By that time we already had a second cage, immediately adjacent, that was about 3x larger and contained our first four racks, each containing 21 machines named d1-42 and f1-42 (don't ask me what happened to the b and e racks, I don't know). I don't recall who manufactured d and f but they were trays with a single large motherboard and a Pentium II CPU. (Later, the g rack would be the first corkboard rack.)
Some interesting details from the order:
- Yep, a megabit cost $1200/month and we had to buy two, an amount we didn't actually reach until the summer of 1999. (At the time, 1 Mbps was roughly equivalent to a million queries per day.)
- You'll see a second line for bandwidth, that was a special deal for crawl bandwidth. Larry had convinced the sales person that they should give it to us for "cheap" because it's all incoming traffic, which didn't require any extra bandwidth for them because Exodus traffic was primarily outbound.
- Note the handwritten "3 20 Amps in DC" change to the standard order form. At the time, DC space was sold per square foot, and we always tried to get as much power with it as possible because that's what actually mattered.

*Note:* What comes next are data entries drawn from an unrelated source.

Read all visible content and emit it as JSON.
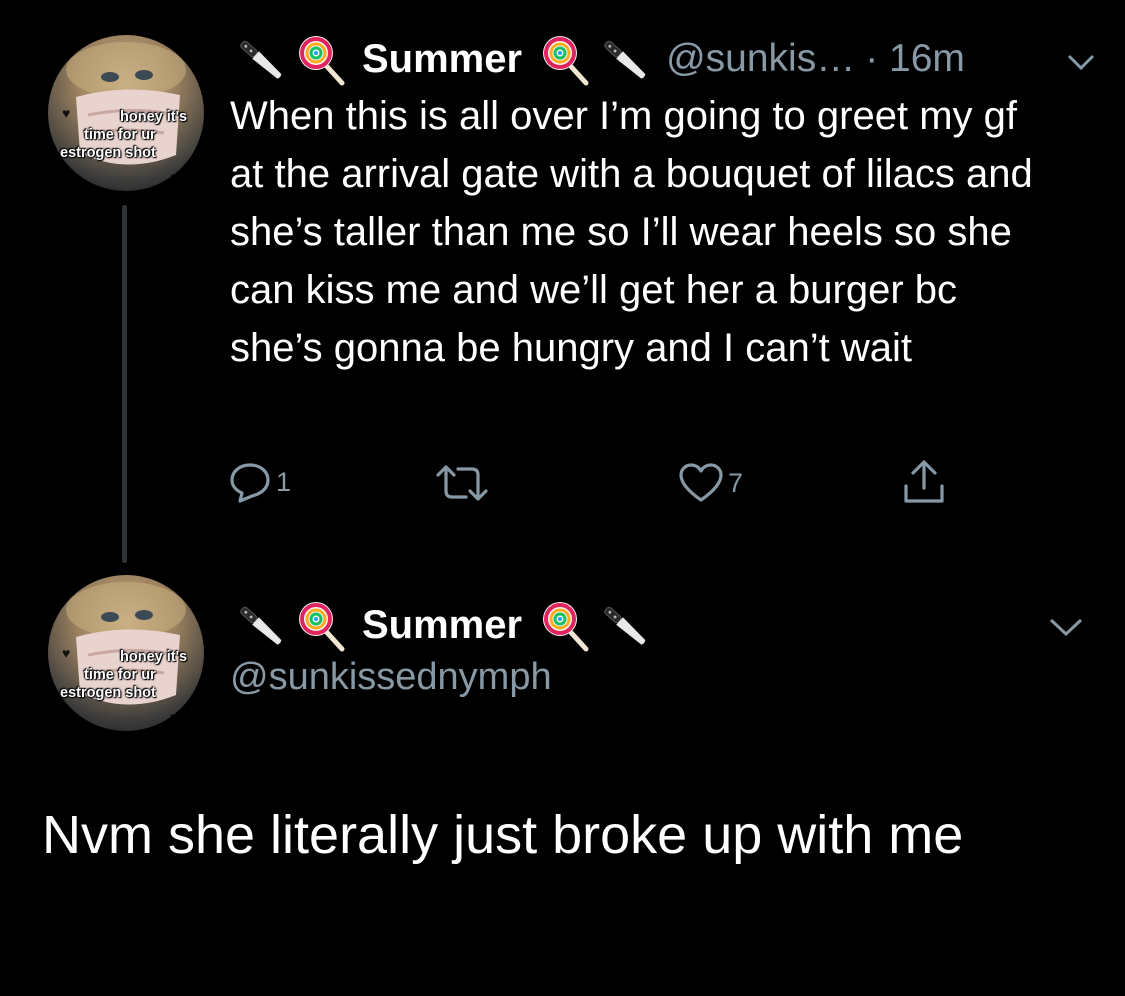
{
  "tweet1": {
    "display_name": "Summer",
    "handle_truncated": "@sunkis…",
    "timestamp": "· 16m",
    "avatar_caption": [
      "honey it's",
      "time for ur",
      "estrogen shot"
    ],
    "text": "When this is all over I’m going to greet my gf at the arrival gate with a bouquet of lilacs and she’s taller than me so I’ll wear heels so she can kiss me and we’ll get her a burger bc she’s gonna be hungry and I can’t wait",
    "reply_count": "1",
    "like_count": "7"
  },
  "tweet2": {
    "display_name": "Summer",
    "handle": "@sunkissednymph",
    "avatar_caption": [
      "honey it's",
      "time for ur",
      "estrogen shot"
    ],
    "text": "Nvm she literally just broke up with me"
  },
  "icons": {
    "name_decor": [
      "knife-icon",
      "lollipop-icon"
    ],
    "actions": [
      "reply-icon",
      "retweet-icon",
      "like-icon",
      "share-icon"
    ],
    "more": "chevron-down-icon"
  },
  "colors": {
    "background": "#000000",
    "text": "#ffffff",
    "secondary": "#8899a6",
    "thread_line": "#2f3336"
  }
}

- This particular building was one of the first colocation facilities in Silicon Valley. Our direct neighbor was eBay, a bit further away was a giant cage housing DEC / Altavista, and our next expansion cage was directly adjacent to Inktomi. The building has long since been shut down.